New Brunswick

Stephen Colbert praises Kevin Vickers: 'To hell with Bruce Willis'

American comedian Stephen Colbert praised House of Commons Sergeant-at-Arms Kevin Vickers for his actions in taking down Parliament Hill shooter Michael Zehaf-Bibeau.

Comedy Central's Stephen Colbert featured Kevin Vickers's role in ending the Ottawa shooting

House of Commons Sergeant-at-Arms Kevin Vickers has earned praise from across Canada for his dramatic takedown of the Parliament Hill shooter Michael Zehaf-Bibeau. Now he’s caught the attention of American comedian Stephen Colbert.

Colbert hosts a satirical news program on Comedy Central and used a four-minute and 32-second segment to praise Vickers — well, in the comedian’s own style.

Colbert showed several clips of the CBC’s Evan Solomon describing how Vickers discovered Zehaf-Bibeau on Parliament Hill and then shot him with his sidearm.

“To hell with Bruce Willis. This Canadian just put, this guy, our neighbour to the north just put the ‘eh in Yippee-Ki-Yay,'” Colbert said on Thursday night on his Comedy Central television program, a reference to Willis’s famous line from his 1988 movie Die Hard.

The U.S. comedian then showed footage from the lengthy ovation that Vickers received from MPs the day after the shooting.

Colbert quipped, “Look at that magnificent bastard; stoic, humble. Folks I have not been this moved by something this Canadian since the return of Degrassi.”

He then apologized for all the “terrible” things he has said about Canada in the past such as “maple-sucking moose humpers.”
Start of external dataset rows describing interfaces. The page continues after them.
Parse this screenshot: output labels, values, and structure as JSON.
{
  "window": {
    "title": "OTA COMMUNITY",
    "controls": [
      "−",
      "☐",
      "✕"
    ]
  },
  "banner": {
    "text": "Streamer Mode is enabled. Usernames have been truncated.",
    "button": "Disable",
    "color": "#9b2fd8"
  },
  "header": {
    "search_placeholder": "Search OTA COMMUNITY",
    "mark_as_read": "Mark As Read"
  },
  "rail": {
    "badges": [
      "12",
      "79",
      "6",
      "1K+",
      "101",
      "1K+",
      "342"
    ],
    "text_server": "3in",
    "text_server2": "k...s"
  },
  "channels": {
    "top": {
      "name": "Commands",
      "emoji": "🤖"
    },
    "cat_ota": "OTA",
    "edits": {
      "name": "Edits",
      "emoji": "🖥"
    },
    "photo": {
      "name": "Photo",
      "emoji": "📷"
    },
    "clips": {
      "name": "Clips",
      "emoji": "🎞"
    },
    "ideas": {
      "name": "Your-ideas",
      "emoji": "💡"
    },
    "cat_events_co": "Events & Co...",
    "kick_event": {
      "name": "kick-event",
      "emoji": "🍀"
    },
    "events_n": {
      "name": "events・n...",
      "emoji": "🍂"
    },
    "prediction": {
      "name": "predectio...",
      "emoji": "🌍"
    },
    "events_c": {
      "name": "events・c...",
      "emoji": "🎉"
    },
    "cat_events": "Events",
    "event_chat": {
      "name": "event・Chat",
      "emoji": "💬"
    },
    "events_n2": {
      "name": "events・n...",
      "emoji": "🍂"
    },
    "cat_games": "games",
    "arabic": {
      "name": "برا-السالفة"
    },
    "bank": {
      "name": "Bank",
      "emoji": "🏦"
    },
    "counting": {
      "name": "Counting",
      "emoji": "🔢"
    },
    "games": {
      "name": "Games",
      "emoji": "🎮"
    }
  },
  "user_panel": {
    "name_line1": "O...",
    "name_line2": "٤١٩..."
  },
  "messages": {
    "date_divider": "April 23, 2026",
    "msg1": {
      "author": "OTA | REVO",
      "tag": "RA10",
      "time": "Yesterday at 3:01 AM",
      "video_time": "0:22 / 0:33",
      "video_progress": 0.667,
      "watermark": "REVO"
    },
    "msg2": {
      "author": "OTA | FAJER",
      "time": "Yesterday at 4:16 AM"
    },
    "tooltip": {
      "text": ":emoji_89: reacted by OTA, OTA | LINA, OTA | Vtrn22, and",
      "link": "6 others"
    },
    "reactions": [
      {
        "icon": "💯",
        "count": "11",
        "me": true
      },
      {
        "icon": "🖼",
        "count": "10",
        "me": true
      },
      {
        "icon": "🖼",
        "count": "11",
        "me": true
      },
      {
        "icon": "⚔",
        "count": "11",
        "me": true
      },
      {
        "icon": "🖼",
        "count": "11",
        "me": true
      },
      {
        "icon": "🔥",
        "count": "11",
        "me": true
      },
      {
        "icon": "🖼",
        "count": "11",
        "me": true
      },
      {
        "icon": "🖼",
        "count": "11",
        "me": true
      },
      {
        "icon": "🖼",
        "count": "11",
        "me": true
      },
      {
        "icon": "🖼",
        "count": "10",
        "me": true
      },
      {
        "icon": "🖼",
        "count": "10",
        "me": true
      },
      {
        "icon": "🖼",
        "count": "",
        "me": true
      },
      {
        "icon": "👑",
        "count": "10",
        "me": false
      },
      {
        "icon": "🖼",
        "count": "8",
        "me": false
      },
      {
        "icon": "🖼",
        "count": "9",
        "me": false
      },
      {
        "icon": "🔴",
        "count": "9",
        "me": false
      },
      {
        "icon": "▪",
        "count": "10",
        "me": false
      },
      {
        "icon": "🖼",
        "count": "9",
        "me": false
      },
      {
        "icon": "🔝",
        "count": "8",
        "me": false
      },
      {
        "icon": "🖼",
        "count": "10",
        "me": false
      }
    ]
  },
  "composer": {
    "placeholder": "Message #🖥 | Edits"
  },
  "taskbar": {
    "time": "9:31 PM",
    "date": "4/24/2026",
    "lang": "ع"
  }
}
Colbert didn’t, however, apologize for his 2012 description of Windsor, Ont., as the “Earth’s rectum” or suggesting in April that the United States could invade Saskatchewan.

The reaction to Vickers’s actions has spurred praise far beyond Parliament Hill and the Colbert Report.

He has been hailed as a hero on social media and been celebrated in his hometown of Miramichi, N.B.

Vickers became the sergeant-at-arms in the House of Commons eight years ago after a varied career in security that included protecting foreign dignitaries and members of the Royal Family.


To encourage thoughtful and respectful conversations, first and last names will appear with each submission to CBC/Radio-Canada's online communities (except in children and youth-oriented communities). Pseudonyms will no longer be permitted.

By submitting a comment, you accept that CBC has the right to reproduce and publish that comment in whole or in part, in any manner CBC chooses. Please note that CBC does not endorse the opinions expressed in comments. Comments on this story are moderated according to our Submission Guidelines. Comments are welcome while open. We reserve the right to close comments at any time.

Become a CBC Member

Join the conversation  Create account

Already have an account?